■ Prompt ■
Search the data for the word "EURUSD" and copy each line that has it.

Records contained in a dataset:
[Start of section]
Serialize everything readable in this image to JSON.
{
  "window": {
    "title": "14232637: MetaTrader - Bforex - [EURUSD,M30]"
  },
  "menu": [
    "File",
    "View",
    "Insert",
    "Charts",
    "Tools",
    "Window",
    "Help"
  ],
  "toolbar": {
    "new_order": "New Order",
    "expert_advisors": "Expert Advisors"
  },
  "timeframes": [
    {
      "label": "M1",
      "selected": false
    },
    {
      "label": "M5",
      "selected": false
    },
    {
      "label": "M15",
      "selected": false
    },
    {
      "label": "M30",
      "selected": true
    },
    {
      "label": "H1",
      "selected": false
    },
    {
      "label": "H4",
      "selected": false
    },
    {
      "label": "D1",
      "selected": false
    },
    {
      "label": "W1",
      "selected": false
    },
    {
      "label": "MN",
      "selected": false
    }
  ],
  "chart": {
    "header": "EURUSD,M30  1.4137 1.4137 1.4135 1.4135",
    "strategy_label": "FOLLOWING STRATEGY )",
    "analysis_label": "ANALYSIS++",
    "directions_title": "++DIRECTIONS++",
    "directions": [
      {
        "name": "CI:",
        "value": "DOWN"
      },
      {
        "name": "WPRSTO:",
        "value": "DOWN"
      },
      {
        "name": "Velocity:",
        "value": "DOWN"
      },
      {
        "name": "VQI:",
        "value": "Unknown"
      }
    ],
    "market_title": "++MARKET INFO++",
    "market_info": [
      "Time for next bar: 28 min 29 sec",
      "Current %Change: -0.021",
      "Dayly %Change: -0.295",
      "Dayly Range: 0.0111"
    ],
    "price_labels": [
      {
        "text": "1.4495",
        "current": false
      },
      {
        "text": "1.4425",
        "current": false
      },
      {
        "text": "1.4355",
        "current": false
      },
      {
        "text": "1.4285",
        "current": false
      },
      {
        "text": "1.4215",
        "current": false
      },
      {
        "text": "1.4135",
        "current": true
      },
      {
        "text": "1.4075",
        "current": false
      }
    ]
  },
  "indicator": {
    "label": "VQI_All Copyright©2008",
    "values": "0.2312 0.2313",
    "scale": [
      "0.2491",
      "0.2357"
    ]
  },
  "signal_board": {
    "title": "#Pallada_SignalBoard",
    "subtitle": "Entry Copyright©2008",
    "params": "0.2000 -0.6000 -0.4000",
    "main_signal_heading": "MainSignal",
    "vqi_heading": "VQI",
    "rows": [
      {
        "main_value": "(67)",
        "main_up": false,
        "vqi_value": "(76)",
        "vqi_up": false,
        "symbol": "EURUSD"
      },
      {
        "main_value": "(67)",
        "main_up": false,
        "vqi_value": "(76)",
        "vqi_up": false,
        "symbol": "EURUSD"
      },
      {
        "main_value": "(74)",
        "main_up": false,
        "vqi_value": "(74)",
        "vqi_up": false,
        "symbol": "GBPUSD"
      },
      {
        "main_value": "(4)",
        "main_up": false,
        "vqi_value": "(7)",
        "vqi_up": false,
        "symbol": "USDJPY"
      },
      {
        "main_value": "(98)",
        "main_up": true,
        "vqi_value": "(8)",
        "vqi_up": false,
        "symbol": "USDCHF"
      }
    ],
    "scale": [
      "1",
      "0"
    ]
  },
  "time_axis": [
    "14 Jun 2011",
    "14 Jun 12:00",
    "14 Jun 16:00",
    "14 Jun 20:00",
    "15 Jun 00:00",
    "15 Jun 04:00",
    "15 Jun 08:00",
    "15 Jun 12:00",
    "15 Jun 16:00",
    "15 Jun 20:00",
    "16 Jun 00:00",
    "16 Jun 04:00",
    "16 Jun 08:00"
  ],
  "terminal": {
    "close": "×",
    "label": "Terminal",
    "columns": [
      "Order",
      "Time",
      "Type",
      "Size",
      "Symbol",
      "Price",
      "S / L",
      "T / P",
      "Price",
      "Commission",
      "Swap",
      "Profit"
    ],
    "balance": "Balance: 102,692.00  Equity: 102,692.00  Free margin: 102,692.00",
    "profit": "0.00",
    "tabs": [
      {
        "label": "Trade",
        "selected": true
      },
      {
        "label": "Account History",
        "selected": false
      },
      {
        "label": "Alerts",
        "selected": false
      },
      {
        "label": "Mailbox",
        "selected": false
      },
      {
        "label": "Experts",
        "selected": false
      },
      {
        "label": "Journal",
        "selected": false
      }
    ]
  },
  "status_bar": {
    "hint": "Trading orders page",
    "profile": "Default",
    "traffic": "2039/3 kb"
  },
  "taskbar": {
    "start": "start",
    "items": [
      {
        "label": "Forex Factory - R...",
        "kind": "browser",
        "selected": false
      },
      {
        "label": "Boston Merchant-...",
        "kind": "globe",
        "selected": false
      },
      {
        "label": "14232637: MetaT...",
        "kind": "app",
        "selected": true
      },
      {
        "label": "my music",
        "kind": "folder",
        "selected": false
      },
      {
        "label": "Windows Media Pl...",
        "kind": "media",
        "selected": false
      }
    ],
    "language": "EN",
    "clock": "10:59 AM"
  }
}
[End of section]
■ Finished exercise ■
    "title": "14232637: MetaTrader - Bforex - [EURUSD,M30]"
    "header": "EURUSD,M30  1.4137 1.4137 1.4135 1.4135",
        "symbol": "EURUSD"
        "symbol": "EURUSD"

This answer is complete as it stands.